• _PROBLEM TO WORK ON_
Write out the entries below in full, exactly as given.

Page and application data records:
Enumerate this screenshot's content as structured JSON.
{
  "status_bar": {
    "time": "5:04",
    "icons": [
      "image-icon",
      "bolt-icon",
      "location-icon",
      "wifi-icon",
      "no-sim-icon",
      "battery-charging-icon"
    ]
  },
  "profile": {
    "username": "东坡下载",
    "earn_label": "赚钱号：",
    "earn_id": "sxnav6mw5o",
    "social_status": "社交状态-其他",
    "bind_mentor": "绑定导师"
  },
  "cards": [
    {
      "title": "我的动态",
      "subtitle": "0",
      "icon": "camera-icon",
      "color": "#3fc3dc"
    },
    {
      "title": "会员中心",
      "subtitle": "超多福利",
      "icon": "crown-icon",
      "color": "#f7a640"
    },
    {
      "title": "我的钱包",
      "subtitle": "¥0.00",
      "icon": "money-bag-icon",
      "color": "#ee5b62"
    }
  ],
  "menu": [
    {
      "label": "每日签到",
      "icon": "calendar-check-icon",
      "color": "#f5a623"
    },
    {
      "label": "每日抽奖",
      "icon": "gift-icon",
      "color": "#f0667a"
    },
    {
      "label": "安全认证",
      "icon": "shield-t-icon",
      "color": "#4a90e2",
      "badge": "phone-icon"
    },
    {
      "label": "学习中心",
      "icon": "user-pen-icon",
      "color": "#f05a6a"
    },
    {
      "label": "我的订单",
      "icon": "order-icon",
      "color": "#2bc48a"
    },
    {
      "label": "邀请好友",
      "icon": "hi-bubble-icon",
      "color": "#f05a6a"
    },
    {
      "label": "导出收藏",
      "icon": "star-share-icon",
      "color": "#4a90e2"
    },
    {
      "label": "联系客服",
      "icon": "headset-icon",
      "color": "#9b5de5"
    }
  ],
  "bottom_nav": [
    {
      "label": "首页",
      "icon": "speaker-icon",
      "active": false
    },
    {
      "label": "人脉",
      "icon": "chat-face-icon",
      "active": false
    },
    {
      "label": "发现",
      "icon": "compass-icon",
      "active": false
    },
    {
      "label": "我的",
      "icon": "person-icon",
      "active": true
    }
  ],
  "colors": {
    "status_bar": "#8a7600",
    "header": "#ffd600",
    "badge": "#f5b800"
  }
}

• _SOLUTION FOR THIS TASK_
Enumerate this screenshot's content as structured JSON.
{
  "status_bar": {
    "time": "5:04",
    "icons": [
      "image-icon",
      "bolt-icon",
      "location-icon",
      "wifi-icon",
      "no-sim-icon",
      "battery-charging-icon"
    ]
  },
  "profile": {
    "username": "东坡下载",
    "earn_label": "赚钱号：",
    "earn_id": "sxnav6mw5o",
    "social_status": "社交状态-其他",
    "bind_mentor": "绑定导师"
  },
  "cards": [
    {
      "title": "我的动态",
      "subtitle": "0",
      "icon": "camera-icon",
      "color": "#3fc3dc"
    },
    {
      "title": "会员中心",
      "subtitle": "超多福利",
      "icon": "crown-icon",
      "color": "#f7a640"
    },
    {
      "title": "我的钱包",
      "subtitle": "¥0.00",
      "icon": "money-bag-icon",
      "color": "#ee5b62"
    }
  ],
  "menu": [
    {
      "label": "每日签到",
      "icon": "calendar-check-icon",
      "color": "#f5a623"
    },
    {
      "label": "每日抽奖",
      "icon": "gift-icon",
      "color": "#f0667a"
    },
    {
      "label": "安全认证",
      "icon": "shield-t-icon",
      "color": "#4a90e2",
      "badge": "phone-icon"
    },
    {
      "label": "学习中心",
      "icon": "user-pen-icon",
      "color": "#f05a6a"
    },
    {
      "label": "我的订单",
      "icon": "order-icon",
      "color": "#2bc48a"
    },
    {
      "label": "邀请好友",
      "icon": "hi-bubble-icon",
      "color": "#f05a6a"
    },
    {
      "label": "导出收藏",
      "icon": "star-share-icon",
      "color": "#4a90e2"
    },
    {
      "label": "联系客服",
      "icon": "headset-icon",
      "color": "#9b5de5"
    }
  ],
  "bottom_nav": [
    {
      "label": "首页",
      "icon": "speaker-icon",
      "active": false
    },
    {
      "label": "人脉",
      "icon": "chat-face-icon",
      "active": false
    },
    {
      "label": "发现",
      "icon": "compass-icon",
      "active": false
    },
    {
      "label": "我的",
      "icon": "person-icon",
      "active": true
    }
  ],
  "colors": {
    "status_bar": "#8a7600",
    "header": "#ffd600",
    "badge": "#f5b800"
  }
}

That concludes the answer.